[Opening Given data section]
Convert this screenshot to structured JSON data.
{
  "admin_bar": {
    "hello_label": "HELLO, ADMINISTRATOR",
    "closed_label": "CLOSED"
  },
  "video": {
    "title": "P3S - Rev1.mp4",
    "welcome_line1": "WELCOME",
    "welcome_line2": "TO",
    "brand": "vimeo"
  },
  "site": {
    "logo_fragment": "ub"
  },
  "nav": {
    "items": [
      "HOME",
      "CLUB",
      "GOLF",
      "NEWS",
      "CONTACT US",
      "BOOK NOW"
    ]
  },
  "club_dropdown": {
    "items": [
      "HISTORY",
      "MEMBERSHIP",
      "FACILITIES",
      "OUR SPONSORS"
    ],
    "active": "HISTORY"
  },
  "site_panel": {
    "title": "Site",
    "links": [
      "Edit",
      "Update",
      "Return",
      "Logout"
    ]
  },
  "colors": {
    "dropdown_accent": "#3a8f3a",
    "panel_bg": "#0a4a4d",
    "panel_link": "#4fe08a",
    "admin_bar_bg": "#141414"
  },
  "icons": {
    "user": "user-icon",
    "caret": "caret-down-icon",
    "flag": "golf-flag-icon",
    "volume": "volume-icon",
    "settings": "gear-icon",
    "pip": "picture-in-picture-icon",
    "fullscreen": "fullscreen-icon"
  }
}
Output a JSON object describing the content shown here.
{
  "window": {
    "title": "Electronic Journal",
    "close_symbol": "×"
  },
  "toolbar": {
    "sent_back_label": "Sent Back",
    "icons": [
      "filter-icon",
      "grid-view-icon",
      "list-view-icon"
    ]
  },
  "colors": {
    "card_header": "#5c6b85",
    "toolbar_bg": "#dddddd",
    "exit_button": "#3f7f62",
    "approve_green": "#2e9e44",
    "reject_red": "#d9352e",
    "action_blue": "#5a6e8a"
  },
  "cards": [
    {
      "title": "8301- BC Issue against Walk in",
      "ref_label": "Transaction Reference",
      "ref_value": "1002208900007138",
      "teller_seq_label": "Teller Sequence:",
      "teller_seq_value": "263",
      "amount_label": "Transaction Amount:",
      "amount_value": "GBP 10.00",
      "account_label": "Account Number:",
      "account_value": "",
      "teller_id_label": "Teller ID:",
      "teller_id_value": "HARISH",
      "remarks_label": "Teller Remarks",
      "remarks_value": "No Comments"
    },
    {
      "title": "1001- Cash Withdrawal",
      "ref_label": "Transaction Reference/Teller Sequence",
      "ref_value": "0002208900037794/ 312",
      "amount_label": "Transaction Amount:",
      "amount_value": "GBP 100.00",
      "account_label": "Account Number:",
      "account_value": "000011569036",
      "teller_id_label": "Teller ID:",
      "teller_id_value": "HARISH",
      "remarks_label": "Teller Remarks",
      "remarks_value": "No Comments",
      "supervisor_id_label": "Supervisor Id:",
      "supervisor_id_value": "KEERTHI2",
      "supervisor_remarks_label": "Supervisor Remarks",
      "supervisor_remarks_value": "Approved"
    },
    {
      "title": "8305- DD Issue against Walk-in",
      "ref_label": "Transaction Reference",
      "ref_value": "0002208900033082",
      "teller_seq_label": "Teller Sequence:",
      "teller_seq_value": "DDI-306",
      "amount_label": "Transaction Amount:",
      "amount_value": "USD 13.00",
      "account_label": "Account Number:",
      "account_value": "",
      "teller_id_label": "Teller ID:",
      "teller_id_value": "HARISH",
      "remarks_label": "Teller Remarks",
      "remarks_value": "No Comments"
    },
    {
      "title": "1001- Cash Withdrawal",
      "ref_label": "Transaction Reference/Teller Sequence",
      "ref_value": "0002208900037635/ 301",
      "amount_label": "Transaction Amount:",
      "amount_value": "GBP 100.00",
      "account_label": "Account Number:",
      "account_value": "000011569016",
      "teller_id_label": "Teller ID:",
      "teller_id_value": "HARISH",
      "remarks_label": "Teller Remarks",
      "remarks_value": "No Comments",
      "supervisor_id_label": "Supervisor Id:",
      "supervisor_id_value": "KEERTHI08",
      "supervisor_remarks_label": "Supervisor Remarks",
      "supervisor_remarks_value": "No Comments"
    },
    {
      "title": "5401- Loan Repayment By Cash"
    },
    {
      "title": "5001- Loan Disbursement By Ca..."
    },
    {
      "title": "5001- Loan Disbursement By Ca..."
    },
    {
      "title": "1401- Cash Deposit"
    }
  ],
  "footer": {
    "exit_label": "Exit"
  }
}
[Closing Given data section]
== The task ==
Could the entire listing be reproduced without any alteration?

== Exercise output ==
Convert this screenshot to structured JSON data.
{
  "admin_bar": {
    "hello_label": "HELLO, ADMINISTRATOR",
    "closed_label": "CLOSED"
  },
  "video": {
    "title": "P3S - Rev1.mp4",
    "welcome_line1": "WELCOME",
    "welcome_line2": "TO",
    "brand": "vimeo"
  },
  "site": {
    "logo_fragment": "ub"
  },
  "nav": {
    "items": [
      "HOME",
      "CLUB",
      "GOLF",
      "NEWS",
      "CONTACT US",
      "BOOK NOW"
    ]
  },
  "club_dropdown": {
    "items": [
      "HISTORY",
      "MEMBERSHIP",
      "FACILITIES",
      "OUR SPONSORS"
    ],
    "active": "HISTORY"
  },
  "site_panel": {
    "title": "Site",
    "links": [
      "Edit",
      "Update",
      "Return",
      "Logout"
    ]
  },
  "colors": {
    "dropdown_accent": "#3a8f3a",
    "panel_bg": "#0a4a4d",
    "panel_link": "#4fe08a",
    "admin_bar_bg": "#141414"
  },
  "icons": {
    "user": "user-icon",
    "caret": "caret-down-icon",
    "flag": "golf-flag-icon",
    "volume": "volume-icon",
    "settings": "gear-icon",
    "pip": "picture-in-picture-icon",
    "fullscreen": "fullscreen-icon"
  }
}
Output a JSON object describing the content shown here.
{
  "window": {
    "title": "Electronic Journal",
    "close_symbol": "×"
  },
  "toolbar": {
    "sent_back_label": "Sent Back",
    "icons": [
      "filter-icon",
      "grid-view-icon",
      "list-view-icon"
    ]
  },
  "colors": {
    "card_header": "#5c6b85",
    "toolbar_bg": "#dddddd",
    "exit_button": "#3f7f62",
    "approve_green": "#2e9e44",
    "reject_red": "#d9352e",
    "action_blue": "#5a6e8a"
  },
  "cards": [
    {
      "title": "8301- BC Issue against Walk in",
      "ref_label": "Transaction Reference",
      "ref_value": "1002208900007138",
      "teller_seq_label": "Teller Sequence:",
      "teller_seq_value": "263",
      "amount_label": "Transaction Amount:",
      "amount_value": "GBP 10.00",
      "account_label": "Account Number:",
      "account_value": "",
      "teller_id_label": "Teller ID:",
      "teller_id_value": "HARISH",
      "remarks_label": "Teller Remarks",
      "remarks_value": "No Comments"
    },
    {
      "title": "1001- Cash Withdrawal",
      "ref_label": "Transaction Reference/Teller Sequence",
      "ref_value": "0002208900037794/ 312",
      "amount_label": "Transaction Amount:",
      "amount_value": "GBP 100.00",
      "account_label": "Account Number:",
      "account_value": "000011569036",
      "teller_id_label": "Teller ID:",
      "teller_id_value": "HARISH",
      "remarks_label": "Teller Remarks",
      "remarks_value": "No Comments",
      "supervisor_id_label": "Supervisor Id:",
      "supervisor_id_value": "KEERTHI2",
      "supervisor_remarks_label": "Supervisor Remarks",
      "supervisor_remarks_value": "Approved"
    },
    {
      "title": "8305- DD Issue against Walk-in",
      "ref_label": "Transaction Reference",
      "ref_value": "0002208900033082",
      "teller_seq_label": "Teller Sequence:",
      "teller_seq_value": "DDI-306",
      "amount_label": "Transaction Amount:",
      "amount_value": "USD 13.00",
      "account_label": "Account Number:",
      "account_value": "",
      "teller_id_label": "Teller ID:",
      "teller_id_value": "HARISH",
      "remarks_label": "Teller Remarks",
      "remarks_value": "No Comments"
    },
    {
      "title": "1001- Cash Withdrawal",
      "ref_label": "Transaction Reference/Teller Sequence",
      "ref_value": "0002208900037635/ 301",
      "amount_label": "Transaction Amount:",
      "amount_value": "GBP 100.00",
      "account_label": "Account Number:",
      "account_value": "000011569016",
      "teller_id_label": "Teller ID:",
      "teller_id_value": "HARISH",
      "remarks_label": "Teller Remarks",
      "remarks_value": "No Comments",
      "supervisor_id_label": "Supervisor Id:",
      "supervisor_id_value": "KEERTHI08",
      "supervisor_remarks_label": "Supervisor Remarks",
      "supervisor_remarks_value": "No Comments"
    },
    {
      "title": "5401- Loan Repayment By Cash"
    },
    {
      "title": "5001- Loan Disbursement By Ca..."
    },
    {
      "title": "5001- Loan Disbursement By Ca..."
    },
    {
      "title": "1401- Cash Deposit"
    }
  ],
  "footer": {
    "exit_label": "Exit"
  }
}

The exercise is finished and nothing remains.